"Slayer's Elegy" from the Season 3 episode The Wish, is a beautiful gloomy track that focuses mainly on a female soloist vocal performance, which mirrors Beltrami's Scream cue, "Sidney's Lament".
The action really picks up again, with "Faith's End" from the season three episode, Graduation Day Pt. 1. This cue is like the bigger, meaner brother to the "Massacre" track. It makes you want to jump up and kick some ass...you could almost imagine the internet child star "Star Wars Nerd" filming himself again, only this time he's a vampire slayer and...well...it just gets weird.
"From The Grave" from Season Four's This Year's Girl, is a somber cue, which plays along with Faith's dream/nightmare before she wakes from her coma.
We are then treated to several unreleased cues from the Season Four episodes, the Emmy-nominated Hush & Restless. Even though the Once More With Feeling soundtrack included some extended suites from these episodes, it is nice to hear even more score from Beck's masterpieces. I'm particulary fond of the cues from Hush, as it is probably my second favorite episode. The Gentlemen's theme is just so damned creepy, it's like something out of a classic horror movie from the Golden Age. Restless being my third favorite episode, musically, was a real treat. I loved the vocals that were used in this, they remind me of the Hans Zimmer/Lisa Gerrard score for Gladiator.
The album ends with a handful of tracks from Season Five, which I find somewhat forgettable, other than the final track "The Gift", from the season finale of the same name. This track is labelled as an alternate version, from the version that was heard on the OMWF soundtrack. Personally, the original version stands up better, than this alternate version, as it ends more dramatically.
In the end, "Buffy The Vampire Slayer: The Score" is a pretty decent stand alone album compiling some of the best cues spanning over Christophe Beck's work on the series.

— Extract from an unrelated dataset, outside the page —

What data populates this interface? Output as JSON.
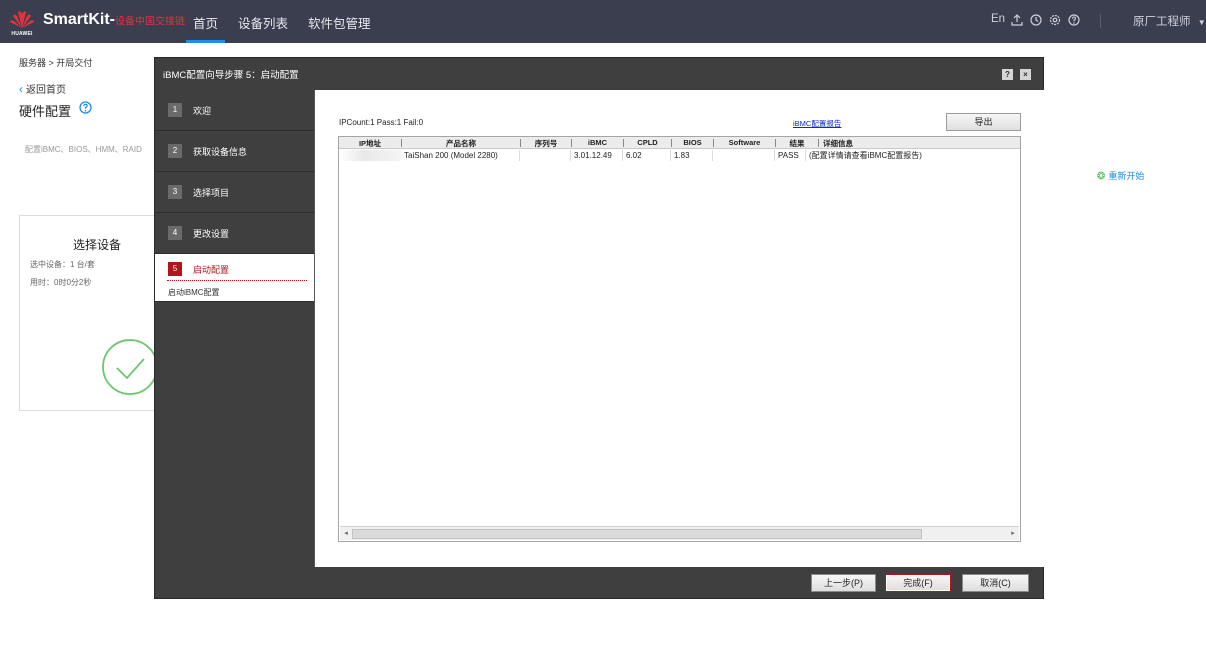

However several of the tracks are edited down from the season two and three era, which really makes me wonder why, as they could still easily fit on the album in their complete running time. Personally, I don't mind too much, as all these tracks can be found on the Season Two & Three score promotional albums in their entirety. Unfortunally the promo albums were never released to the public, so the only way to get them is to hunt them down online and get the MP3's. Another annoyance is the way the album was released. By purchasing the album online, you would recieve several bonus tracks, all of them differing depending on where you bought them from, whether it was iTunes, Amazon or Rhapsody.
I highly recommend this album and the two promo discs (if you can find them), whether your a fan of the series or just a score collector, it stands on it's own feet either way. So here's hoping a volume two is on it's way, right?